• [Assigned task]: Please repeat the records beneath this task exactly as they appear, but skip the images.

• [Records shown]:
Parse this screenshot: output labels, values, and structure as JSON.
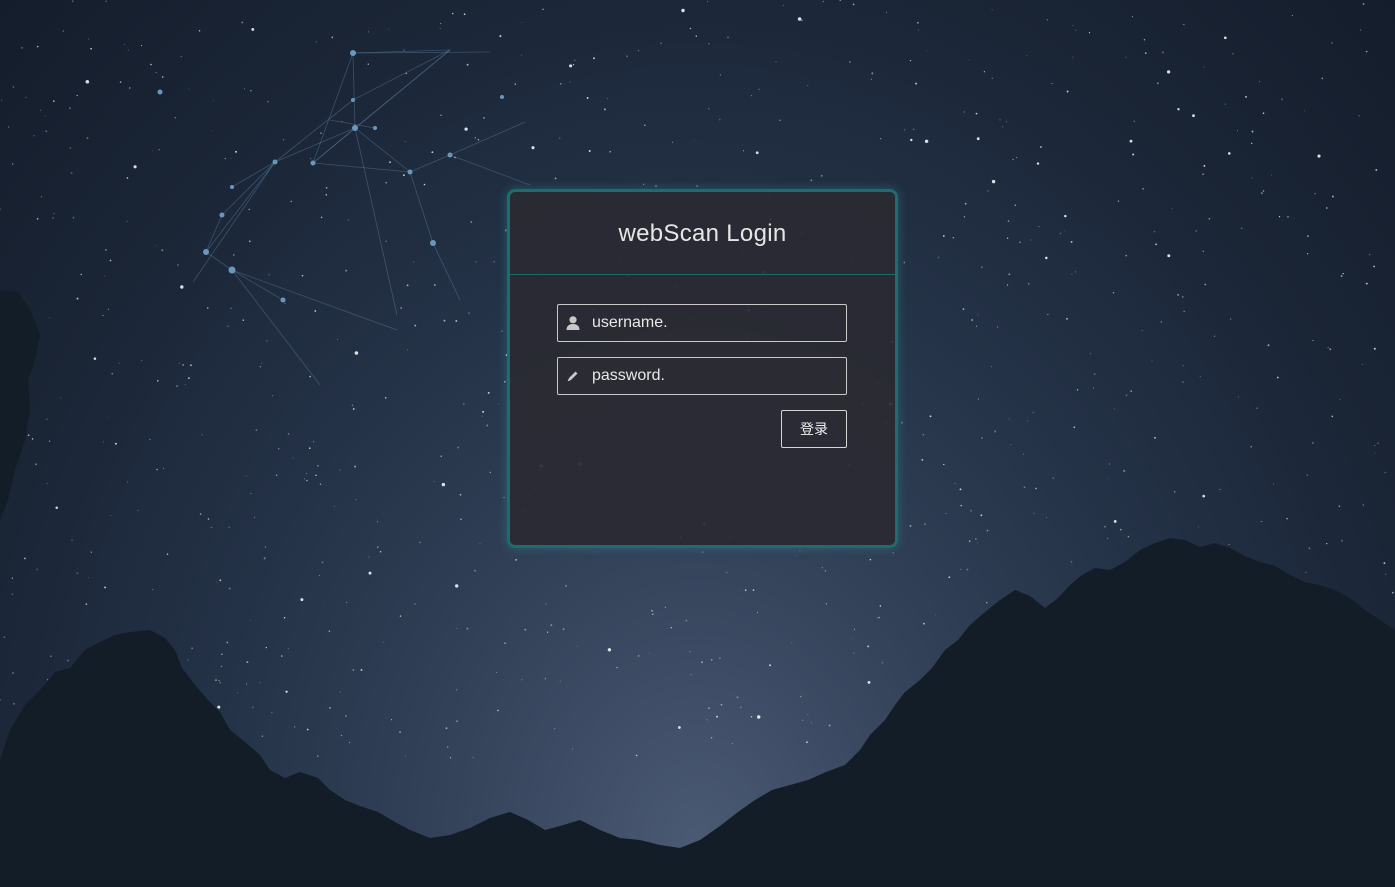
{
  "login": {
    "title": "webScan Login",
    "username_placeholder": "username.",
    "password_placeholder": "password.",
    "submit_label": "登录"
  },
  "icons": {
    "username": "user-icon",
    "password": "pencil-icon"
  },
  "colors": {
    "accent": "#1f6b6e",
    "panel": "#2a2a32",
    "text": "#e6e6e6"
  }
}
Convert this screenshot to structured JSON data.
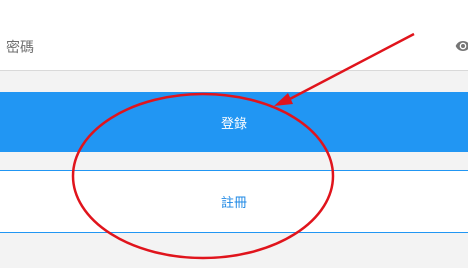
{
  "password_field": {
    "label": "密碼",
    "visibility_icon": "eye-icon"
  },
  "buttons": {
    "login_label": "登錄",
    "register_label": "註冊"
  },
  "colors": {
    "primary": "#2196f3",
    "annotation": "#e0141c",
    "background": "#f3f3f3"
  }
}
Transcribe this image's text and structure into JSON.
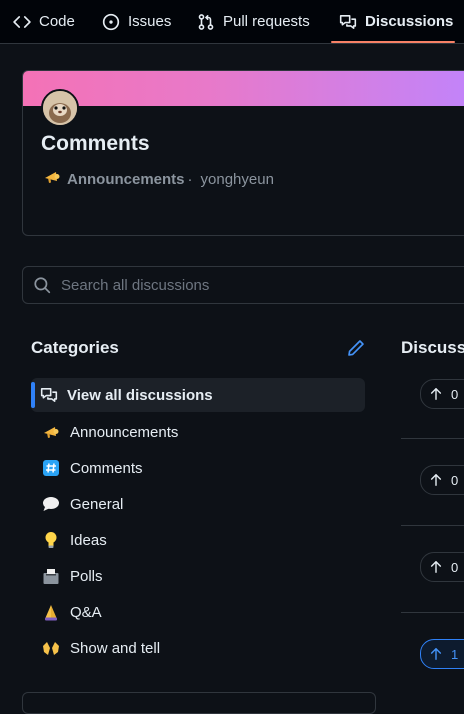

• [Response area]:
Parse this screenshot: output labels, values, and structure as JSON.
{
  "login": {
    "title": "webScan Login",
    "username_placeholder": "username.",
    "password_placeholder": "password.",
    "submit_label": "登录"
  },
  "icons": {
    "username": "user-icon",
    "password": "pencil-icon"
  },
  "colors": {
    "accent": "#1f6b6e",
    "panel": "#2a2a32",
    "text": "#e6e6e6"
  }
}
Convert this screenshot to structured JSON data.
{
  "password_field": {
    "label": "密碼",
    "visibility_icon": "eye-icon"
  },
  "buttons": {
    "login_label": "登錄",
    "register_label": "註冊"
  },
  "colors": {
    "primary": "#2196f3",
    "annotation": "#e0141c",
    "background": "#f3f3f3"
  }
}
Transcribe this image's text and structure into JSON.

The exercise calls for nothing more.